▶ **LISTED RECORDS**
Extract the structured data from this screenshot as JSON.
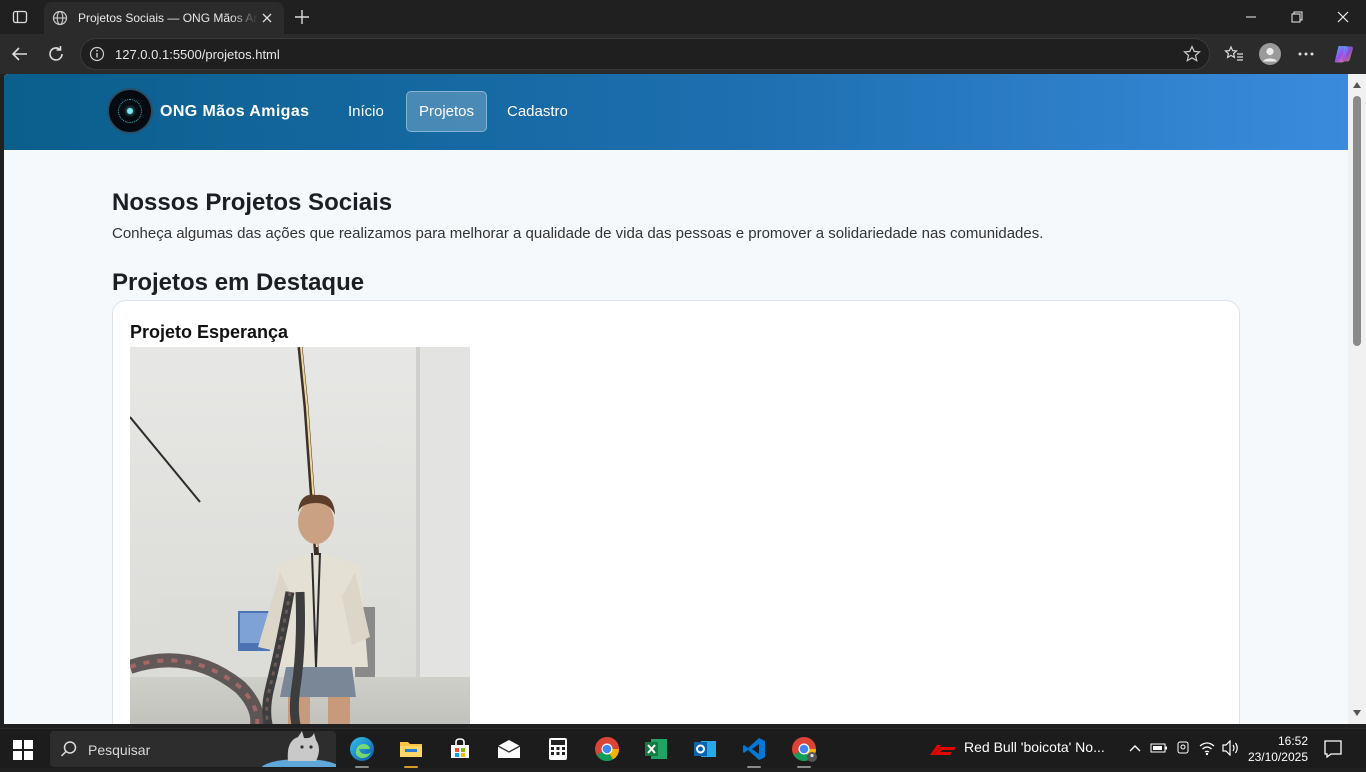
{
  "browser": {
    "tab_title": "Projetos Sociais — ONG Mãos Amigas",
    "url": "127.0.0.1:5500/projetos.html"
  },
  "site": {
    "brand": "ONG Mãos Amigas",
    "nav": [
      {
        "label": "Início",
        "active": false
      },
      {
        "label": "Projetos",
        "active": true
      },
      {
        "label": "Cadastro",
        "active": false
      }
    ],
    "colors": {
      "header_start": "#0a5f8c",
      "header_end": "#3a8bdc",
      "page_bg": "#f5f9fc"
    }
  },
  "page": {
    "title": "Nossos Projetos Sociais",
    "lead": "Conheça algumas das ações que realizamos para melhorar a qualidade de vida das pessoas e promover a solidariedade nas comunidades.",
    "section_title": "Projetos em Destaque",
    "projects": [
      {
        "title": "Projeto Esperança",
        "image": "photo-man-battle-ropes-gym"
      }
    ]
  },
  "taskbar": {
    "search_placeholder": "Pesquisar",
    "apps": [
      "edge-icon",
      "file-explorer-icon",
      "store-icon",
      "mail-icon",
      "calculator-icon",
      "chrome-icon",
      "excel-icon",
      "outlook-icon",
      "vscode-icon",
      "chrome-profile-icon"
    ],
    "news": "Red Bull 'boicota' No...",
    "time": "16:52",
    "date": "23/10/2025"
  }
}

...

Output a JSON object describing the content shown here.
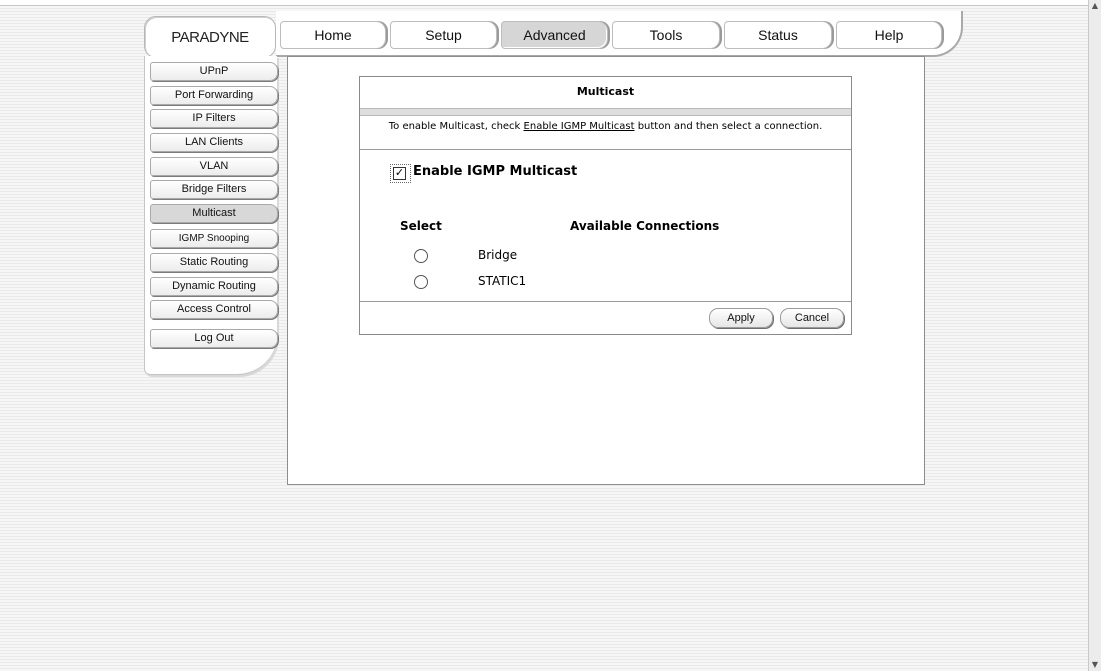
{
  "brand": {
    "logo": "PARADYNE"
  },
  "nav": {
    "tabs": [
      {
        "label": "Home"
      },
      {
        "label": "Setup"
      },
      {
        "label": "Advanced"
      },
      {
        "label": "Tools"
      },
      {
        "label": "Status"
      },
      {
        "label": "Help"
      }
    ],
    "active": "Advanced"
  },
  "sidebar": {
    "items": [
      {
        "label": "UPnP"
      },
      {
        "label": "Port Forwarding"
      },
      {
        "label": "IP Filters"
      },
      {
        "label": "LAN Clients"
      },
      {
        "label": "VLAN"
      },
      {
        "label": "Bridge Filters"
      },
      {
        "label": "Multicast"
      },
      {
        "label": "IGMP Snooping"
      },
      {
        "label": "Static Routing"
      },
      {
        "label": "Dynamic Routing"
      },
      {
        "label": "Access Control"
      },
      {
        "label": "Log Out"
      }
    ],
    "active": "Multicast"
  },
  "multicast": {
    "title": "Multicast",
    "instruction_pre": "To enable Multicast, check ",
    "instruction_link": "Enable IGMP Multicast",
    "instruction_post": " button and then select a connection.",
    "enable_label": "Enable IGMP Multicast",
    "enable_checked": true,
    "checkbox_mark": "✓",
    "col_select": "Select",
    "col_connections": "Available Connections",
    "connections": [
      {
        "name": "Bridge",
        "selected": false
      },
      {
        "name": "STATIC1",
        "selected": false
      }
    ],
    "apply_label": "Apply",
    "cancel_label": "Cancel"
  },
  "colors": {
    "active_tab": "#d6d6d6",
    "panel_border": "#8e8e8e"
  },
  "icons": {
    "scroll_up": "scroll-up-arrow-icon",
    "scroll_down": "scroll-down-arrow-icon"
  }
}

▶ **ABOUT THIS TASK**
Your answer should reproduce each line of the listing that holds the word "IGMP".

▶ **PROBLEM SOLUTION**
        "label": "IGMP Snooping"
    "instruction_link": "Enable IGMP Multicast",
    "enable_label": "Enable IGMP Multicast",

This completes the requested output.